No one is interested in replicating anything in F345. Replication is considered a despicable exercise suitable only for idiots capable only of me-too mimicking, and it is definitely not serious science. The members of the royal and national academies of science are those who are most successful and prolific in the process of producing wrong results. Several types of research are conducted by industry, and in some fields such as clinical medicine this is almost always the case. The main motive is again to get extravagant results, so as to license new medical treatments, tests, and other technology and make more money, even though these treatments don't really work. Studies are designed in a way so as to make sure that they will produce results with good enough omega values or at least allow some manipulation to produce nice-looking omega values.
Simple citizens are bombarded from the mass media on a daily basis with announcements about new discoveries, although no serious discovery has been made in F345 for many years now. Critical thinking and questioning is generally discredited in most countries in F345. At some point, the free markets destroyed the countries with democratic constitutions and freedom of thought, because it was felt that free and critical thinking was a nuisance. As a result, for example, the highest salaries for scientists and the most sophisticated research infrastructure are to be found in totalitarian countries with lack of freedom of speech or huge social inequalities--one of the most common being gender inequalities against men (e.g., men cannot drive a car and when they appear in public their whole body, including their head, must be covered with a heavy pink cloth). Science is flourishing where free thinking and critical questioning are rigorously restricted, since free thinking and critical questioning (including of course efforts for replicating claimed discoveries) are considered anathema for good science in F345."

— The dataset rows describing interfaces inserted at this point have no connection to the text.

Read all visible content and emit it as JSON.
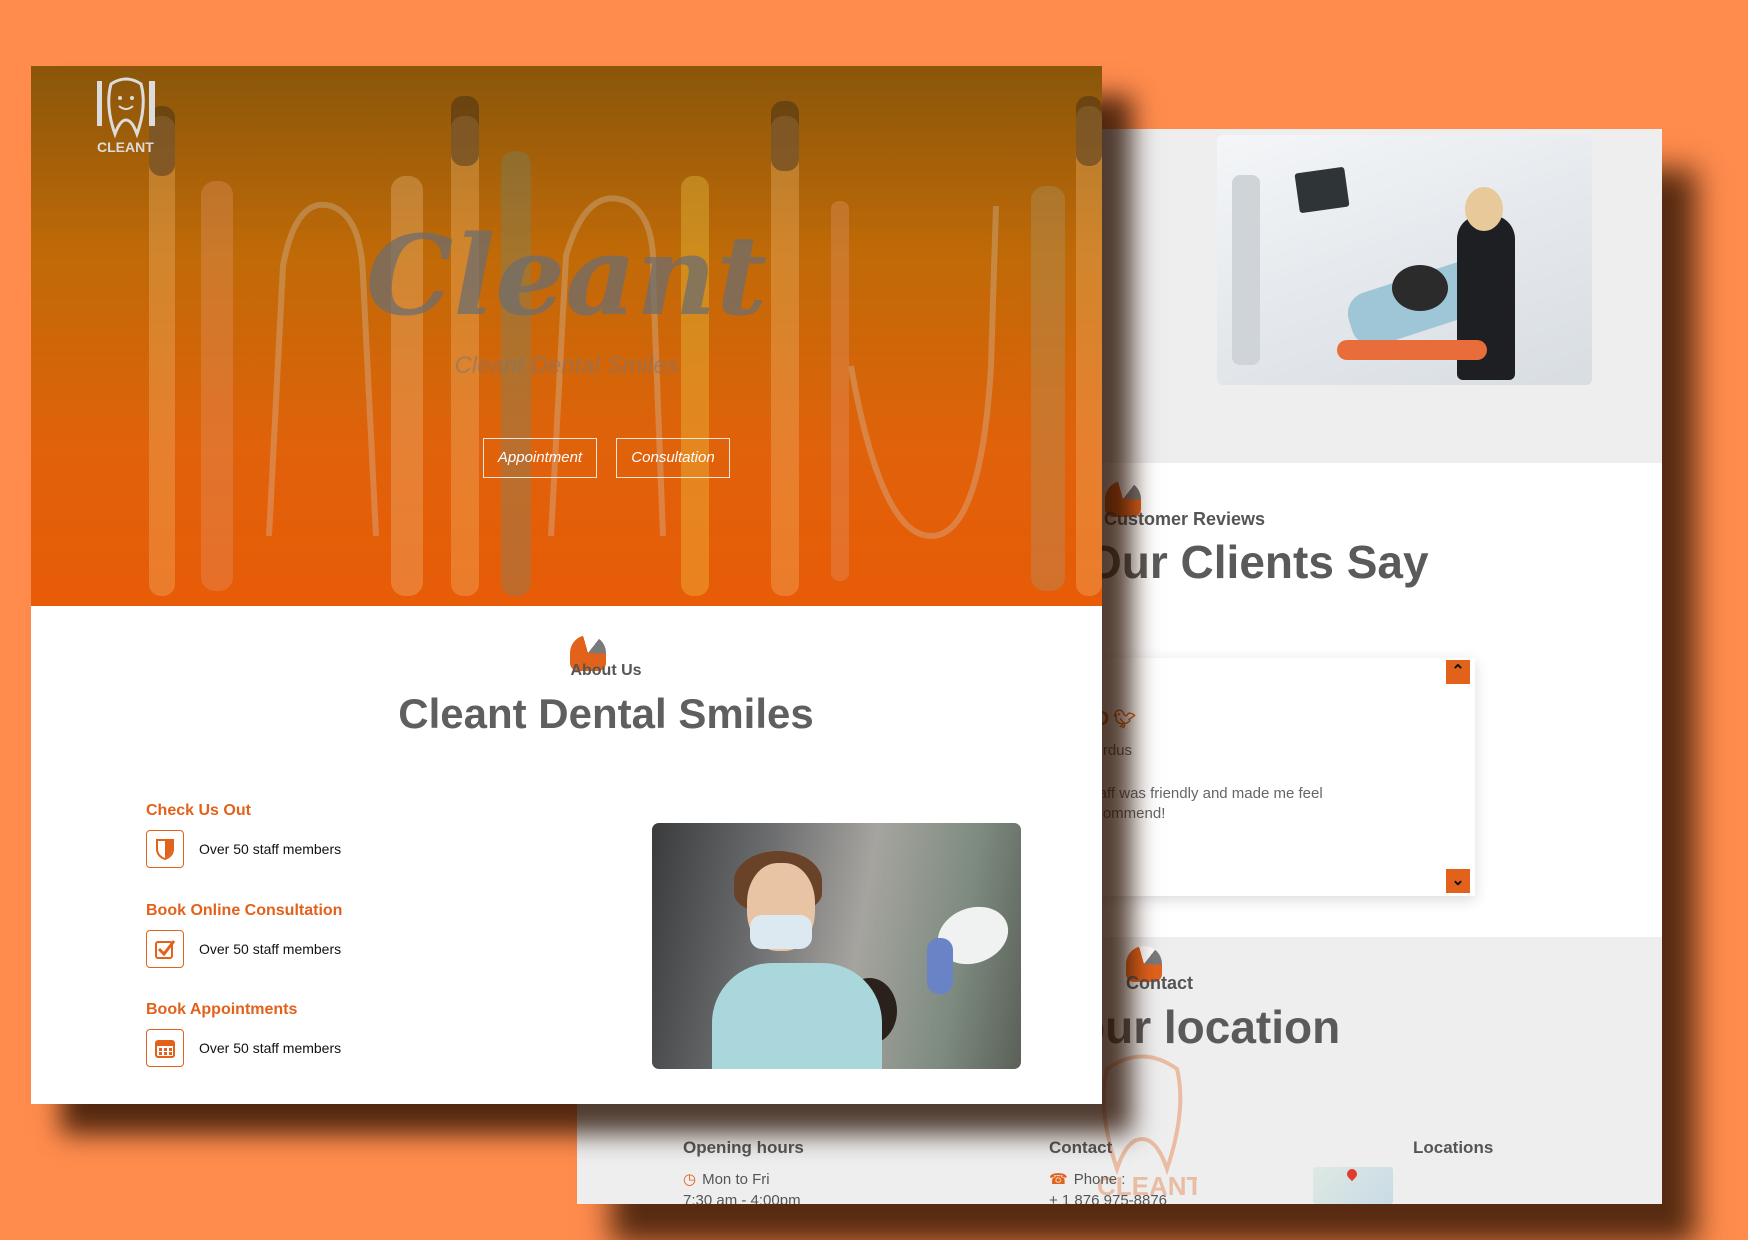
{
  "colors": {
    "background": "#ff8c4d",
    "accent": "#e2621b",
    "heading": "#5f5f5f"
  },
  "front": {
    "logo_text": "CLEANT",
    "hero": {
      "title": "Cleant",
      "subtitle": "Cleant Dental Smiles",
      "buttons": [
        "Appointment",
        "Consultation"
      ]
    },
    "about": {
      "label": "About Us",
      "title": "Cleant Dental Smiles",
      "features": [
        {
          "heading": "Check Us Out",
          "text": "Over 50 staff members",
          "icon": "shield-icon"
        },
        {
          "heading": "Book Online Consultation",
          "text": "Over 50 staff members",
          "icon": "checkbox-icon"
        },
        {
          "heading": "Book Appointments",
          "text": "Over 50 staff members",
          "icon": "calendar-icon"
        }
      ]
    }
  },
  "back": {
    "reviews": {
      "label": "Customer Reviews",
      "title": "Our Clients Say",
      "card": {
        "handle": "rD",
        "username": "ecrdus",
        "text": "staff was friendly and made me feel ecommend!"
      }
    },
    "contact": {
      "label": "Contact",
      "title": "our location",
      "columns": [
        {
          "heading": "Opening hours",
          "lines": [
            "Mon to Fri",
            "7:30 am - 4:00pm"
          ]
        },
        {
          "heading": "Contact",
          "lines": [
            "Phone :",
            "+ 1 876 975-8876"
          ]
        },
        {
          "heading": "Locations",
          "lines": []
        }
      ]
    }
  }
}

Of course if science on Earth was performed today like it is on F345 it would be both depressing and very difficult to accurately discern the difference between real-science and psuedo-science.
-- Matt R (email)